Marketing is also important, and sellers need to write good descriptions of the home and perhaps hire a professional photographer to make an attractive listing for local newspapers or online sites like Zillow, Trulia and FSBO.com. The seller would also need to schedule and host all showings, appointments and open houses and then review offers and negotiate a final price once an offer has been accepted. From there, the seller, perhaps with the help of an attorney, would prepare all of the required legal documents, such as a sales contract, a lead-based paint disclosure form, deeds and surveys, and mineral and water rights forms. Other documents that might be needed include utility and property tax bills, certificates of occupancy, homeowners’ association covenants, loan documents and the property title.
Downsides to FSBOs
All of this can be stressful and time-consuming for sellers, particularly if they are not familiar with the home buying and selling process. Any mistakes can be costly and could negate the savings in not paying an agent’s commission. There can also be legal risks involved if the documents are not drawn up properly or if the seller fails to disclose known problems with the home, such as mold, storm damage or a faulty septic system, during the sales process. Sellers with little knowledge about real estate transactions and the time to make all of the arrangements and appointments involved in the sale may be better off hiring and working with a qualified agent who can guide them through every step in the process and help them make the best deal possible on the sale of their home. Further, real estate professionals really know their local markets and have access to valuable and up-to-the-minute market data. They can offer strong advice and many years of experience to sellers who think they can go it alone. In the long run, these sellers may not save any money at all.
What does a FSBO mean for the seller and buyer?
For buyers who are considering the purchase of a FSBO home, there can be a number of pluses, including a lower price because the seller is not paying a commission.
Further, no one knows more about the home and the neighborhood than the homeowner. In multifamily buildings, a well-informed seller will know the ins and outs of the building, including floor plans, the nature of the condo or co-op board, and how recent sales have tracked. But many owners take such pride in their homes, and all of the ways that they have improved it, that they have an inflated sense of its actual value in a real-time real estate market. They may set an unrealistically high price and then be reluctant to negotiate with a buyer who makes a lower and more practical offer. Another thing to keep in mind is that sellers who are trying to save money by not hiring an agent may be having overall money issues. They may not have kept the home up to date and in good repair, and they may balk at making any needed repairs that turn up in a thorough home inspection.

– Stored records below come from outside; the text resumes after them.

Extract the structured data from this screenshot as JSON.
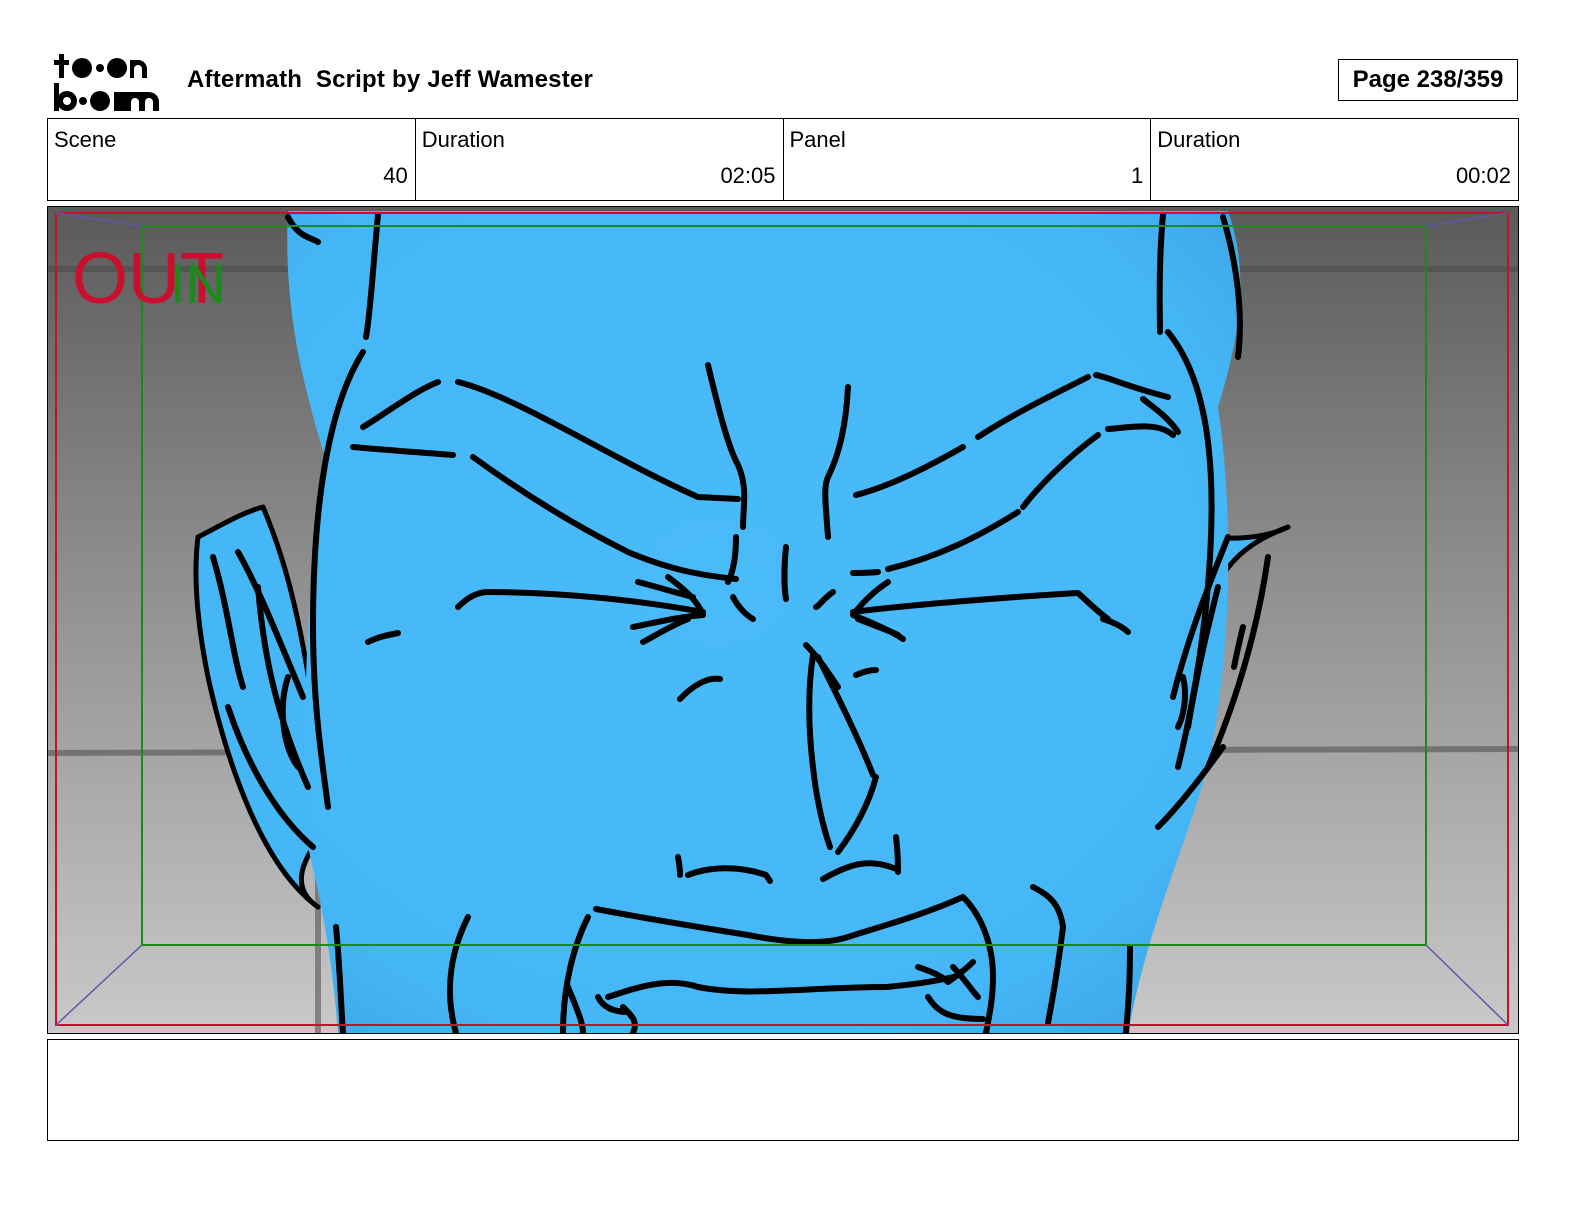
{
  "header": {
    "title": "Aftermath  Script by Jeff Wamester",
    "page": "Page 238/359"
  },
  "info": [
    {
      "label": "Scene",
      "value": "40"
    },
    {
      "label": "Duration",
      "value": "02:05"
    },
    {
      "label": "Panel",
      "value": "1"
    },
    {
      "label": "Duration",
      "value": "00:02"
    }
  ],
  "panel": {
    "frame_labels": {
      "out": "OUT",
      "in": "IN"
    },
    "colors": {
      "skin": "#45b7f7",
      "background_light": "#c9c9c9",
      "background_dark": "#5a5a5a",
      "out_frame": "#c8102e",
      "in_frame": "#1a8a1a",
      "ink": "#000000"
    }
  },
  "notes": ""
}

It is recommended that buyers work with their own professional real estate agent if they are considering buying a home from a seller who is not working with an agent. That way, the buyer’s agent can help make a convincing offer and negotiate a fair and appropriate price. This agent will also make sure all of the complicated paperwork and documents are in order and guide the buyer through the inspection process, again negotiating with the seller about what repairs will be made and who will pay for them. Keep in mind that the seller usually pays the commission for the buyer’s agent, so working with an agent is a huge plus for the buyer. But it is key to first determine whether the seller will agree to pay the commission for the buyer’s agent. If the seller is trying to make the sale without paying a commission to a selling agent they may be reluctant to pay a commission on either side. But many sellers recognize the value, for both sides, in having at least one real estate professional involved in all aspects of the home sale.
If the seller balks at paying the commission for the buyer’s agent, one option for the buyer is to work with their agent to determine a fee and build that into the offer they make. Or the buyer could hire a real estate attorney or what is known as a “transactional agent,” a broker who is a neutral party, to make sure the paperwork is airtight and everything is legal.